EXERCISE DIRECTIONS: A word-for-word repetition of the records beneath this task is the expected answer.

PROVIDED INFORMATION:
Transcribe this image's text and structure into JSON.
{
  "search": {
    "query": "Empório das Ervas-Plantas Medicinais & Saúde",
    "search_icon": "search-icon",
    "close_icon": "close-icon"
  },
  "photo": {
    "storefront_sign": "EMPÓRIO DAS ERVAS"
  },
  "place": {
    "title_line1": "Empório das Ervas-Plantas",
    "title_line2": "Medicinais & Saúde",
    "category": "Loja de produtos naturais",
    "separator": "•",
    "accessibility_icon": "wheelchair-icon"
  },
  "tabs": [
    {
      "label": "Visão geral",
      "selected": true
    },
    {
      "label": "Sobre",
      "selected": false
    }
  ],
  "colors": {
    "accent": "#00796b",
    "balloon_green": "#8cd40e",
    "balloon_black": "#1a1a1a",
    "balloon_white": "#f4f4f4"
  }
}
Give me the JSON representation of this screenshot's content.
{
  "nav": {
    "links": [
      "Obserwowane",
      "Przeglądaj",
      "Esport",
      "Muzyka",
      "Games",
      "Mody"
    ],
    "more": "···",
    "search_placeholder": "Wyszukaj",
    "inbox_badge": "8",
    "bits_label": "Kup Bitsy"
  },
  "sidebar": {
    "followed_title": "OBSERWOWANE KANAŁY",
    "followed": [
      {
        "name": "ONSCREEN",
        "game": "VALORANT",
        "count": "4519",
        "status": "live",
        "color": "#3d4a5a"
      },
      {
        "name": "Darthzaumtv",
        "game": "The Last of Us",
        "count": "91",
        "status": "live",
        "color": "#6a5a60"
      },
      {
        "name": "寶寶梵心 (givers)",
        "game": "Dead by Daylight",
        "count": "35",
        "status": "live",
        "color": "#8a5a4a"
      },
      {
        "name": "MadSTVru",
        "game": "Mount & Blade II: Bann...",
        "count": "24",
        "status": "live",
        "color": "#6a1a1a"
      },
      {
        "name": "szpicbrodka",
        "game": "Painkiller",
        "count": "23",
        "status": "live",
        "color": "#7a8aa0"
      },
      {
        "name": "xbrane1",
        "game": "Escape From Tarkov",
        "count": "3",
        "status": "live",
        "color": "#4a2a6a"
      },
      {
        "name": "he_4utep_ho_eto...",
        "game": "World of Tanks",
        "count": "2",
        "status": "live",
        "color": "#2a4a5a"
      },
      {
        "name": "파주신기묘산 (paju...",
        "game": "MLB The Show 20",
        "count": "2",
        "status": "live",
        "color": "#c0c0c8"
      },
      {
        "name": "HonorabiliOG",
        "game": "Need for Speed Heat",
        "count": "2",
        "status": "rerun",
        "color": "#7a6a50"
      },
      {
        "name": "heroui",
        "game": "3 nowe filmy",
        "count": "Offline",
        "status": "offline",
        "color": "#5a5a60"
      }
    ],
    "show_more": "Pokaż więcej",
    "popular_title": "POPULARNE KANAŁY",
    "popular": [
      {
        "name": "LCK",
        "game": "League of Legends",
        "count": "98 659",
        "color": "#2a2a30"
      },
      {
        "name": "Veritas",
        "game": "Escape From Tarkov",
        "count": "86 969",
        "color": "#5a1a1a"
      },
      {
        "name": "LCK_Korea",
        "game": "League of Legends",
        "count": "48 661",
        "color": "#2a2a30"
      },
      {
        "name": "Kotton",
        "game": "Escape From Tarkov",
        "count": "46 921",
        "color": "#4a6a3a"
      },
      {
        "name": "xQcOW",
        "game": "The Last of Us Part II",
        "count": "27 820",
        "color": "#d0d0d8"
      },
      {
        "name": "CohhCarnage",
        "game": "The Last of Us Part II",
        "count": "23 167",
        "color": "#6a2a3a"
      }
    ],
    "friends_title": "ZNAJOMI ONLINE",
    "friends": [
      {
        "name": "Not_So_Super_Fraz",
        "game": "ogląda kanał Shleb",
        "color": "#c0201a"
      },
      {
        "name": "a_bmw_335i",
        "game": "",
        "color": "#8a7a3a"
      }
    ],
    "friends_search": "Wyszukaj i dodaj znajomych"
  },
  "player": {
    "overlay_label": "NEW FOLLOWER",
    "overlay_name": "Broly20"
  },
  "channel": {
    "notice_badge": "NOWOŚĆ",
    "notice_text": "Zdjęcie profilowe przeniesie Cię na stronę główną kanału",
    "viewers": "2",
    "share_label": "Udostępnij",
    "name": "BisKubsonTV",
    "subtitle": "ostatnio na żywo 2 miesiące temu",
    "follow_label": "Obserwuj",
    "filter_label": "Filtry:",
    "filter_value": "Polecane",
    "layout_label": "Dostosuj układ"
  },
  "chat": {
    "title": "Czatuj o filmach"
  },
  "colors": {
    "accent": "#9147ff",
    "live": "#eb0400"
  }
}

TASK OUTPUT:
Transcribe this image's text and structure into JSON.
{
  "search": {
    "query": "Empório das Ervas-Plantas Medicinais & Saúde",
    "search_icon": "search-icon",
    "close_icon": "close-icon"
  },
  "photo": {
    "storefront_sign": "EMPÓRIO DAS ERVAS"
  },
  "place": {
    "title_line1": "Empório das Ervas-Plantas",
    "title_line2": "Medicinais & Saúde",
    "category": "Loja de produtos naturais",
    "separator": "•",
    "accessibility_icon": "wheelchair-icon"
  },
  "tabs": [
    {
      "label": "Visão geral",
      "selected": true
    },
    {
      "label": "Sobre",
      "selected": false
    }
  ],
  "colors": {
    "accent": "#00796b",
    "balloon_green": "#8cd40e",
    "balloon_black": "#1a1a1a",
    "balloon_white": "#f4f4f4"
  }
}
Give me the JSON representation of this screenshot's content.
{
  "nav": {
    "links": [
      "Obserwowane",
      "Przeglądaj",
      "Esport",
      "Muzyka",
      "Games",
      "Mody"
    ],
    "more": "···",
    "search_placeholder": "Wyszukaj",
    "inbox_badge": "8",
    "bits_label": "Kup Bitsy"
  },
  "sidebar": {
    "followed_title": "OBSERWOWANE KANAŁY",
    "followed": [
      {
        "name": "ONSCREEN",
        "game": "VALORANT",
        "count": "4519",
        "status": "live",
        "color": "#3d4a5a"
      },
      {
        "name": "Darthzaumtv",
        "game": "The Last of Us",
        "count": "91",
        "status": "live",
        "color": "#6a5a60"
      },
      {
        "name": "寶寶梵心 (givers)",
        "game": "Dead by Daylight",
        "count": "35",
        "status": "live",
        "color": "#8a5a4a"
      },
      {
        "name": "MadSTVru",
        "game": "Mount & Blade II: Bann...",
        "count": "24",
        "status": "live",
        "color": "#6a1a1a"
      },
      {
        "name": "szpicbrodka",
        "game": "Painkiller",
        "count": "23",
        "status": "live",
        "color": "#7a8aa0"
      },
      {
        "name": "xbrane1",
        "game": "Escape From Tarkov",
        "count": "3",
        "status": "live",
        "color": "#4a2a6a"
      },
      {
        "name": "he_4utep_ho_eto...",
        "game": "World of Tanks",
        "count": "2",
        "status": "live",
        "color": "#2a4a5a"
      },
      {
        "name": "파주신기묘산 (paju...",
        "game": "MLB The Show 20",
        "count": "2",
        "status": "live",
        "color": "#c0c0c8"
      },
      {
        "name": "HonorabiliOG",
        "game": "Need for Speed Heat",
        "count": "2",
        "status": "rerun",
        "color": "#7a6a50"
      },
      {
        "name": "heroui",
        "game": "3 nowe filmy",
        "count": "Offline",
        "status": "offline",
        "color": "#5a5a60"
      }
    ],
    "show_more": "Pokaż więcej",
    "popular_title": "POPULARNE KANAŁY",
    "popular": [
      {
        "name": "LCK",
        "game": "League of Legends",
        "count": "98 659",
        "color": "#2a2a30"
      },
      {
        "name": "Veritas",
        "game": "Escape From Tarkov",
        "count": "86 969",
        "color": "#5a1a1a"
      },
      {
        "name": "LCK_Korea",
        "game": "League of Legends",
        "count": "48 661",
        "color": "#2a2a30"
      },
      {
        "name": "Kotton",
        "game": "Escape From Tarkov",
        "count": "46 921",
        "color": "#4a6a3a"
      },
      {
        "name": "xQcOW",
        "game": "The Last of Us Part II",
        "count": "27 820",
        "color": "#d0d0d8"
      },
      {
        "name": "CohhCarnage",
        "game": "The Last of Us Part II",
        "count": "23 167",
        "color": "#6a2a3a"
      }
    ],
    "friends_title": "ZNAJOMI ONLINE",
    "friends": [
      {
        "name": "Not_So_Super_Fraz",
        "game": "ogląda kanał Shleb",
        "color": "#c0201a"
      },
      {
        "name": "a_bmw_335i",
        "game": "",
        "color": "#8a7a3a"
      }
    ],
    "friends_search": "Wyszukaj i dodaj znajomych"
  },
  "player": {
    "overlay_label": "NEW FOLLOWER",
    "overlay_name": "Broly20"
  },
  "channel": {
    "notice_badge": "NOWOŚĆ",
    "notice_text": "Zdjęcie profilowe przeniesie Cię na stronę główną kanału",
    "viewers": "2",
    "share_label": "Udostępnij",
    "name": "BisKubsonTV",
    "subtitle": "ostatnio na żywo 2 miesiące temu",
    "follow_label": "Obserwuj",
    "filter_label": "Filtry:",
    "filter_value": "Polecane",
    "layout_label": "Dostosuj układ"
  },
  "chat": {
    "title": "Czatuj o filmach"
  },
  "colors": {
    "accent": "#9147ff",
    "live": "#eb0400"
  }
}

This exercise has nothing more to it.